**EXERCISE REQUIREMENTS:**
Copy all lines below containing "this".
+++ PROVIDED RECORDS +++
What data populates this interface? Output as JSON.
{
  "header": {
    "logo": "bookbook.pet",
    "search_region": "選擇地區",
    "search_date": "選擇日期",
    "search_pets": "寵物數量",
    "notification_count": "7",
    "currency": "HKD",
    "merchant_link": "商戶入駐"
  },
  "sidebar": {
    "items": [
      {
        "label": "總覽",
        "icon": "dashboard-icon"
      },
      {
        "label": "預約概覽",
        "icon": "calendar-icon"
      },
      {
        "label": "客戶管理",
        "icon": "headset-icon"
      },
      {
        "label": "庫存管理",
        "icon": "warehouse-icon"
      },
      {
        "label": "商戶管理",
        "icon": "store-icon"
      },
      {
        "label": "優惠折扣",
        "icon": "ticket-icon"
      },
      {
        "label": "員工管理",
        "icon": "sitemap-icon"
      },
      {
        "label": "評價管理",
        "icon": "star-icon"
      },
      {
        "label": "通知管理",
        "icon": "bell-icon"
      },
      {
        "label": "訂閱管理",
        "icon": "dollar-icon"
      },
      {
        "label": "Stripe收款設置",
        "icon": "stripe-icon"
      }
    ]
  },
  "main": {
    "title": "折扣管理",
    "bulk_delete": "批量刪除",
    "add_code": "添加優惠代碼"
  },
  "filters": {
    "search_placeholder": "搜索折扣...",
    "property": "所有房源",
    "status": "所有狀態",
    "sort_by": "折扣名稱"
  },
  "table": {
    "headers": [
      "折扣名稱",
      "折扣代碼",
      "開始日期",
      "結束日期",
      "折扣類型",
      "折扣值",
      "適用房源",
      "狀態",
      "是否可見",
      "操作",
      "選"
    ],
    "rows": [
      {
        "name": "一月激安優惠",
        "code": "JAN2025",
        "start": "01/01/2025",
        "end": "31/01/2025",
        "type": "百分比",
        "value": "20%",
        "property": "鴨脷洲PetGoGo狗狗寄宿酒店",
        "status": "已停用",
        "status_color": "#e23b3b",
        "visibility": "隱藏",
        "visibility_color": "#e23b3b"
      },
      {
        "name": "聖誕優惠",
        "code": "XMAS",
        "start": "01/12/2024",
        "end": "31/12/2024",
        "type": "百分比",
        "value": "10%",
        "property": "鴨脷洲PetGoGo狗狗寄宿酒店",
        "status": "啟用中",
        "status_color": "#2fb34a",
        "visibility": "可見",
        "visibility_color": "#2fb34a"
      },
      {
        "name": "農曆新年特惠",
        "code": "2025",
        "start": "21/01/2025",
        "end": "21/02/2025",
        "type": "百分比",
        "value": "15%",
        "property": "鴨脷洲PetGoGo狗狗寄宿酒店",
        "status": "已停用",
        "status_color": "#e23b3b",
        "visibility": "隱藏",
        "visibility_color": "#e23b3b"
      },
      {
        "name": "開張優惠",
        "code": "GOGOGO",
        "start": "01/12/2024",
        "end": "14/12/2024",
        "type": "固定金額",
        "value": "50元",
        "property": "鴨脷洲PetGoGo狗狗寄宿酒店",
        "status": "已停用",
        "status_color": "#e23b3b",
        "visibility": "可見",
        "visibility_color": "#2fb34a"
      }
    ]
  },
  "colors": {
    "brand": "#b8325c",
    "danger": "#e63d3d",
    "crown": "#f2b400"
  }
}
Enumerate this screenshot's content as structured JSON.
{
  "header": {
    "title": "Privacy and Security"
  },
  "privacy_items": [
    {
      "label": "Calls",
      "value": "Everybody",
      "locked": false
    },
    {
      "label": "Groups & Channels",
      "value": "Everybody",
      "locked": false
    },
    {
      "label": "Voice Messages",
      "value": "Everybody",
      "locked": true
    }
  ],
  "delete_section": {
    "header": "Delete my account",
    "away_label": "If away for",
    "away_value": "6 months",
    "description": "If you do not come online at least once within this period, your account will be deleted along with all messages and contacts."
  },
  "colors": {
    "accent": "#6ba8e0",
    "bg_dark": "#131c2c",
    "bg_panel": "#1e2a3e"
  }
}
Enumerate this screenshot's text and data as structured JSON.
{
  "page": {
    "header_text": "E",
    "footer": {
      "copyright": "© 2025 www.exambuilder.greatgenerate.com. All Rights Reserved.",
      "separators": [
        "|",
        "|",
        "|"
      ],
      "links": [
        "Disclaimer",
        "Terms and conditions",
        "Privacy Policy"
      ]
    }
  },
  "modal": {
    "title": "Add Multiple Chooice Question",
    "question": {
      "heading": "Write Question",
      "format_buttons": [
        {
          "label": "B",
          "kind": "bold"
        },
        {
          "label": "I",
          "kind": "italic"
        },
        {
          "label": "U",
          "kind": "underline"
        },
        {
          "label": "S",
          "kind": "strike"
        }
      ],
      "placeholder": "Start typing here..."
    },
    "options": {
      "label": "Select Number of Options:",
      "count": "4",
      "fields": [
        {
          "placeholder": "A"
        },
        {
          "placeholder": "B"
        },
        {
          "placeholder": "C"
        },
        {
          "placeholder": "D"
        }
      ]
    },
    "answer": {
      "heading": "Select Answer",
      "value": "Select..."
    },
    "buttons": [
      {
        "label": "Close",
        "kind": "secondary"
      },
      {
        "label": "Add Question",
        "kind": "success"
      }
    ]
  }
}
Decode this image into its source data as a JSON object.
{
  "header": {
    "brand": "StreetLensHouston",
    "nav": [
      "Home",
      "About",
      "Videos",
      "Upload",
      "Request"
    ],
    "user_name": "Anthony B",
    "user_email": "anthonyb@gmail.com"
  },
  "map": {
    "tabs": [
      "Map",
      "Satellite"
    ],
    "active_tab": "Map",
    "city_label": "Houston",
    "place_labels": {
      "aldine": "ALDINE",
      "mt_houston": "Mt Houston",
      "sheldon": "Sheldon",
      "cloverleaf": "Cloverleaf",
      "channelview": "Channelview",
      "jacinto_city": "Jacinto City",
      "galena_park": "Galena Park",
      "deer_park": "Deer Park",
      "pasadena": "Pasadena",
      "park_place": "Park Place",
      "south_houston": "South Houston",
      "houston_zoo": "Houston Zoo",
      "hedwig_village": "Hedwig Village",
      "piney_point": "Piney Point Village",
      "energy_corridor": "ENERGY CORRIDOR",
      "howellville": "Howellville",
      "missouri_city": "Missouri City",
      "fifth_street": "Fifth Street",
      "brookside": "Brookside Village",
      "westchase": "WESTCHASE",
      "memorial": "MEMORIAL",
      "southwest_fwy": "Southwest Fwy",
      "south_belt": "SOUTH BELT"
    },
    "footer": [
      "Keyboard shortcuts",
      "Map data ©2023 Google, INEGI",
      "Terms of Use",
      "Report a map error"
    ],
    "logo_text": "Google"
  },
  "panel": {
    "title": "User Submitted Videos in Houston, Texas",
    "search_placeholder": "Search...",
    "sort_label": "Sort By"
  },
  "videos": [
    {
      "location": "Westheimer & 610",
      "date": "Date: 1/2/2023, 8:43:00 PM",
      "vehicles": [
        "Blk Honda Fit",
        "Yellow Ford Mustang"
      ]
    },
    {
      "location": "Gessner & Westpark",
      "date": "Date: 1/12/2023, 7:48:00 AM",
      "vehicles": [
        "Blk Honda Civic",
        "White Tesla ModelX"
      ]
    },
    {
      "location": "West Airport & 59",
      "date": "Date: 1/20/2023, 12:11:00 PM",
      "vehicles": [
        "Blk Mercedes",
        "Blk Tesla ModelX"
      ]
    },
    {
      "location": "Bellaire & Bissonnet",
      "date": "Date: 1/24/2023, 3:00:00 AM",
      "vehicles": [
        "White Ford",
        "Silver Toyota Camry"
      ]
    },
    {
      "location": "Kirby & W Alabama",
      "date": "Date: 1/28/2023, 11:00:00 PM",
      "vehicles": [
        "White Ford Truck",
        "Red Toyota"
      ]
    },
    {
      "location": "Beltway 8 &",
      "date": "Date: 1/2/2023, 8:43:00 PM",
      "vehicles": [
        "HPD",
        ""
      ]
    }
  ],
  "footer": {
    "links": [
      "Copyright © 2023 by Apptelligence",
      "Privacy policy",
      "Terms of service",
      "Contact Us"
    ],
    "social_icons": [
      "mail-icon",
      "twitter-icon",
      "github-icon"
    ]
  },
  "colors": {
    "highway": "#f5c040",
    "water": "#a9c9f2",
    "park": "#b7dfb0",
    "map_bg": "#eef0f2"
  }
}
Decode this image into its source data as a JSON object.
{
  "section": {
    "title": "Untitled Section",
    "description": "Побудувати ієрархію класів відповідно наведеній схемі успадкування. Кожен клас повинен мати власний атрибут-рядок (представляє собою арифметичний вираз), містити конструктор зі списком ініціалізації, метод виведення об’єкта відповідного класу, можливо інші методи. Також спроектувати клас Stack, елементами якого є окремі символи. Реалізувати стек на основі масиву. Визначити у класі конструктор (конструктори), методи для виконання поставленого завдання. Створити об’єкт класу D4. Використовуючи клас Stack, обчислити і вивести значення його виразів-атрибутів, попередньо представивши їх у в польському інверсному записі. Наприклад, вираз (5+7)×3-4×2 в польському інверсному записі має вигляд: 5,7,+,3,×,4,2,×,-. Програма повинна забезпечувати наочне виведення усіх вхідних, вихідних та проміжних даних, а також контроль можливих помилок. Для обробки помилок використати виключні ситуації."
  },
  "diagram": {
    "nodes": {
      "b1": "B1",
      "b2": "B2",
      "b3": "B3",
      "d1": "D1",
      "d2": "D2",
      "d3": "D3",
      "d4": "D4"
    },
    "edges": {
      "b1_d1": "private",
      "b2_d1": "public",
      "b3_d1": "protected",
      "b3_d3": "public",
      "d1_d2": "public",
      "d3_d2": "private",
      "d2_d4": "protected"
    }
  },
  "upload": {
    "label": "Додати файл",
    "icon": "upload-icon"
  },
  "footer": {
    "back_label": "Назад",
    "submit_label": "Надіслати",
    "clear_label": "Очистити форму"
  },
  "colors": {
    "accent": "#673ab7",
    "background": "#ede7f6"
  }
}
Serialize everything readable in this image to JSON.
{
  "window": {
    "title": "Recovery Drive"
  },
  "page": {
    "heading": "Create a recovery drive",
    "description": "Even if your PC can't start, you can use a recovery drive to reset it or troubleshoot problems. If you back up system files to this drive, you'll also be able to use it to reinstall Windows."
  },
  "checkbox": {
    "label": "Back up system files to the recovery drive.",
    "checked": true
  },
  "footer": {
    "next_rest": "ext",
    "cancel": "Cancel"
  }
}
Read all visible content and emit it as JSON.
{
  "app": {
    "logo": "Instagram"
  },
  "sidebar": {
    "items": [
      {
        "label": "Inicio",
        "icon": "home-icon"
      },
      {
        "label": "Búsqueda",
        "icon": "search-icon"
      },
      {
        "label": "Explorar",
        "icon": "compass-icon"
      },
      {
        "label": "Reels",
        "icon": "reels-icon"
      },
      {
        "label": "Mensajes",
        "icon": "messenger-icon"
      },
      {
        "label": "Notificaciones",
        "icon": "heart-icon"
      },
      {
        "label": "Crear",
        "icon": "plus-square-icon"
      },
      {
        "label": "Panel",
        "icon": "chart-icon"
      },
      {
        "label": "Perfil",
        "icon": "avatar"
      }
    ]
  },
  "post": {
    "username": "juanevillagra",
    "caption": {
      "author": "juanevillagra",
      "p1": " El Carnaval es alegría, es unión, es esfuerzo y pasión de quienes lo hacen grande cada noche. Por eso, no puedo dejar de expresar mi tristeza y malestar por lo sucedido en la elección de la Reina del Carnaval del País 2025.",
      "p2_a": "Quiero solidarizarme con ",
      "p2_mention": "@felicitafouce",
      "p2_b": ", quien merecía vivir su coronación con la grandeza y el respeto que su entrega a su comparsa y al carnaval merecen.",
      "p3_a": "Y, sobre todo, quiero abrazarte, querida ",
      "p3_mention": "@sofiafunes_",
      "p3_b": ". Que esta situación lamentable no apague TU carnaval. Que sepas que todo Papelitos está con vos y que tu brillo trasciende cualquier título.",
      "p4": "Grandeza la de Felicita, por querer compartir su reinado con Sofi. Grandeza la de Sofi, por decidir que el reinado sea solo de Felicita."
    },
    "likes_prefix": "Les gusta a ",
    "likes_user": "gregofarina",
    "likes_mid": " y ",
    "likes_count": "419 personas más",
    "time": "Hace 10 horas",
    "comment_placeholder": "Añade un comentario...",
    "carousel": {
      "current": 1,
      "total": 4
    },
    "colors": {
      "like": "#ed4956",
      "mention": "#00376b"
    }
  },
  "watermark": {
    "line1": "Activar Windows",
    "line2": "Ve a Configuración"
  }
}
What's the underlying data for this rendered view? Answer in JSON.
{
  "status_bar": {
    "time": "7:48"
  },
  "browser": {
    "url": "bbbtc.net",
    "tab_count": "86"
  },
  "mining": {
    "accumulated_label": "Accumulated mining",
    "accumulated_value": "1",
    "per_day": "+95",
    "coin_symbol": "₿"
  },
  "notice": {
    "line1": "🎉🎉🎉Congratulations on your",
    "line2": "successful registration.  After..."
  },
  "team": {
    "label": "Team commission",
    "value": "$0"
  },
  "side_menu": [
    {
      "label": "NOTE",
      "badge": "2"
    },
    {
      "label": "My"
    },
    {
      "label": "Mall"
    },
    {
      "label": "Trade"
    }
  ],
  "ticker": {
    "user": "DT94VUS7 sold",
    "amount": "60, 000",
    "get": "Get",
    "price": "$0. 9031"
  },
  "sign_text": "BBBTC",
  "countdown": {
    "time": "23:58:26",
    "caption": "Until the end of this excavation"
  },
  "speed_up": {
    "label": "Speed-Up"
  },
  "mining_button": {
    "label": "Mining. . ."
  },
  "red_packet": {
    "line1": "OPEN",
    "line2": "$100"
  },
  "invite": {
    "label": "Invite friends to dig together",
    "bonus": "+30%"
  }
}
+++
**RESULT OF THE TASK:**
What data populates this interface? Output as JSON.
Enumerate this screenshot's content as structured JSON.
    "description": "If you do not come online at least once within this period, your account will be deleted along with all messages and contacts."
Enumerate this screenshot's text and data as structured JSON.
Decode this image into its source data as a JSON object.
Decode this image into its source data as a JSON object.
Serialize everything readable in this image to JSON.
    "description": "Even if your PC can't start, you can use a recovery drive to reset it or troubleshoot problems. If you back up system files to this drive, you'll also be able to use it to reinstall Windows."
What's the underlying data for this rendered view? Answer in JSON.
    "caption": "Until the end of this excavation"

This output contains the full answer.